    Sg
     
  14. stewart dee

    stewart dee Guest

    I don't follow all the numbers and guessing games by the official dummies in charge. I do know that when I fish the Skagit, Sauk system the number of aggressive Dollies seem to be growing. Is it just that the habitat structure of the system is becoming a battle zone and the Dollies are out numbering the smolt? Then in the lower system - just like the Sky (about 5 min. from my house) the number of birds and seals in the river is increasing over the years. I know that some say that Dollies spell a good clean environment. But hell that is one heck of a gauntlet to get through before the salt predators. I think its weird that you can fish the coast, sky, stilly and other small rivers all day and sometimes not even touch a Dollie. Fishing the Skagit the past few years seems to have its frustrations with trying to get a fly trough a run without 4 or 10 Dollies pounding the fly. Not sure if I am right but it seems the predator Dollie seems to take a big toll on the little guys. Shoot the Chum had a heck of a time with the Dollies this season, I seen the little guys raiding reds after a fresh egg drop. Like I said it could be over harvest, clear-cutting, the saltwater conditions etc. but are these little Dollies causing an impact?
     
  15. golfman65

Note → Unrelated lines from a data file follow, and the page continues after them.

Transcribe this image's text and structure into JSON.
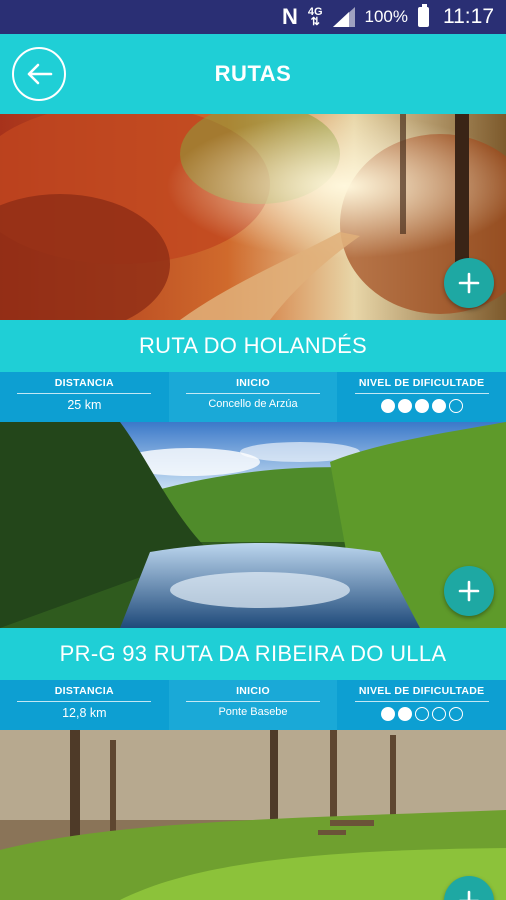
{
  "status_bar": {
    "network": "4G",
    "battery": "100%",
    "time": "11:17"
  },
  "app_bar": {
    "title": "RUTAS"
  },
  "labels": {
    "distance": "DISTANCIA",
    "start": "INICIO",
    "difficulty": "NIVEL DE DIFICULTADE"
  },
  "routes": [
    {
      "title": "RUTA DO HOLANDÉS",
      "distance": "25 km",
      "start": "Concello de Arzúa",
      "difficulty": 4,
      "difficulty_max": 5
    },
    {
      "title": "PR-G 93 RUTA DA RIBEIRA DO ULLA",
      "distance": "12,8 km",
      "start": "Ponte Basebe",
      "difficulty": 2,
      "difficulty_max": 5
    }
  ],
  "colors": {
    "status_bar": "#2a2f74",
    "app_bar": "#1fcfd6",
    "info_bar": "#0d9fd2",
    "plus_button": "#1ea8a3"
  },
  "icons": [
    "nfc-icon",
    "signal-icon",
    "battery-icon",
    "back-arrow-icon",
    "plus-icon"
  ]
}
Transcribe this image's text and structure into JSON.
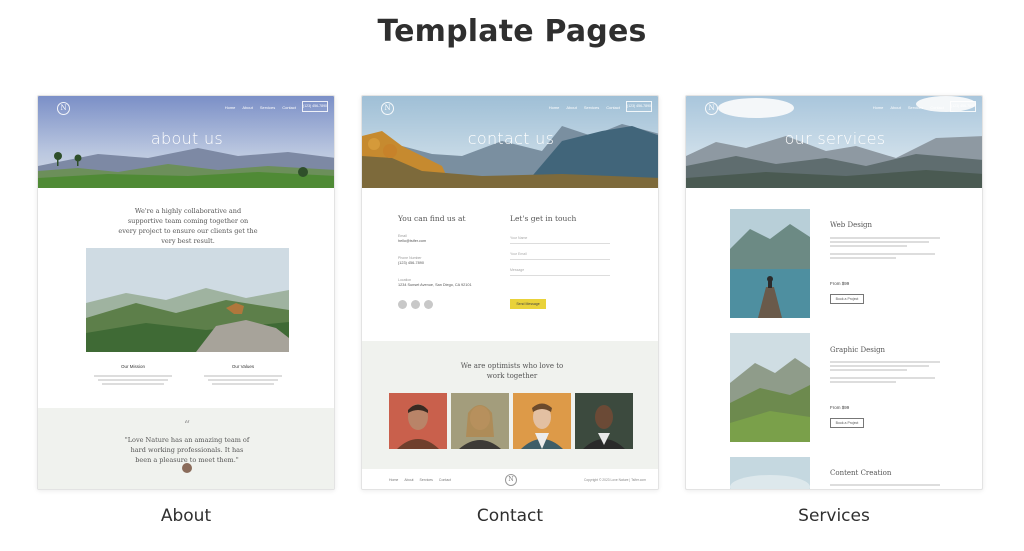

    golfman65 Guest

    Sorry to get back to this so late...work got in the way..Kerry I was talking about the skagit and just looked for the link sent out by WSC but can't find it where I normally save it...should be on their website though. Talked about in march how they ( guides, tribes and wdfw) target steelhead for scale samples to see their genetic source etc. They said 4000 fish were sampled....
    Again, look at their site as it should be on there...

    The person who I hope chims in would be Mike Kinney and hopefully this won't put him on the spot or anything but could clarify what exactly they were doing and the numbers....I asked him and he said he was there for one of the days.

    You guys know that river a helluva lot better then I do, i've only scratched the surface of it....I was probably blowing smoke out my butt with the 100,000 estimate from reading the article, "fishing for crumbs" that came out a year or two ago and talked about what it was like fishing back even in the 90's when the run's were much larger. I thought he said the skagit run at one time was estimated at 100-120,000 fish and is now down to below 10,000 and dropping.....That could be totally my fault on interpretation...